**Work to complete**. Go through the data line by line and count the lines that hold "icon". Reply with the total only.

[Element data from apps and pages]
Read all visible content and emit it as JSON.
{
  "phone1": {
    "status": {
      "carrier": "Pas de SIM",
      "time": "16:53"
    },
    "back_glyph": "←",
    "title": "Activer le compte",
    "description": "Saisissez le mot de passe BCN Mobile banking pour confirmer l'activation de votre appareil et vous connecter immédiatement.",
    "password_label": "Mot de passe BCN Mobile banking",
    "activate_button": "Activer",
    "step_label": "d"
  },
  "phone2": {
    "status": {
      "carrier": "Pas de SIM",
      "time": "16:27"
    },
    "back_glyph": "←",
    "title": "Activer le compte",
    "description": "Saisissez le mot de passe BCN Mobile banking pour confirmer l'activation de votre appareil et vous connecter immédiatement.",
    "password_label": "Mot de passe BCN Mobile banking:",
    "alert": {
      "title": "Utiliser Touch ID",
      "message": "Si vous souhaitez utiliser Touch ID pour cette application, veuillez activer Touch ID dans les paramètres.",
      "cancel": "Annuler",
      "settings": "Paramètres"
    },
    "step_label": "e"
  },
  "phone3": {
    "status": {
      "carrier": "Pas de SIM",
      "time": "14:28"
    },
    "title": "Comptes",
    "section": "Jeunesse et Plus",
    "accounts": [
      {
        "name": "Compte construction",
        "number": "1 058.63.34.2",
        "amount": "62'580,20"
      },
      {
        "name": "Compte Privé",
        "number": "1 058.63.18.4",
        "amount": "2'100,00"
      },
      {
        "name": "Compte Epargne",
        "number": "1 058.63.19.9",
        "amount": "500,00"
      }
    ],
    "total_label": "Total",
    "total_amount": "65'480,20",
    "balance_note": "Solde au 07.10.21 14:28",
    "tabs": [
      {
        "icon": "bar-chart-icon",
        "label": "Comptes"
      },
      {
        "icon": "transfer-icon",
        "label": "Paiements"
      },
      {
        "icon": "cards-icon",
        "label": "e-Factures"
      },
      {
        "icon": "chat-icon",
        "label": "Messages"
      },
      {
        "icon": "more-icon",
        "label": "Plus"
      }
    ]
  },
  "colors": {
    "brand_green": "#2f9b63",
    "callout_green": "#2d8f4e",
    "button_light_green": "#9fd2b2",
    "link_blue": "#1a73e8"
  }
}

**Worked solution**. 5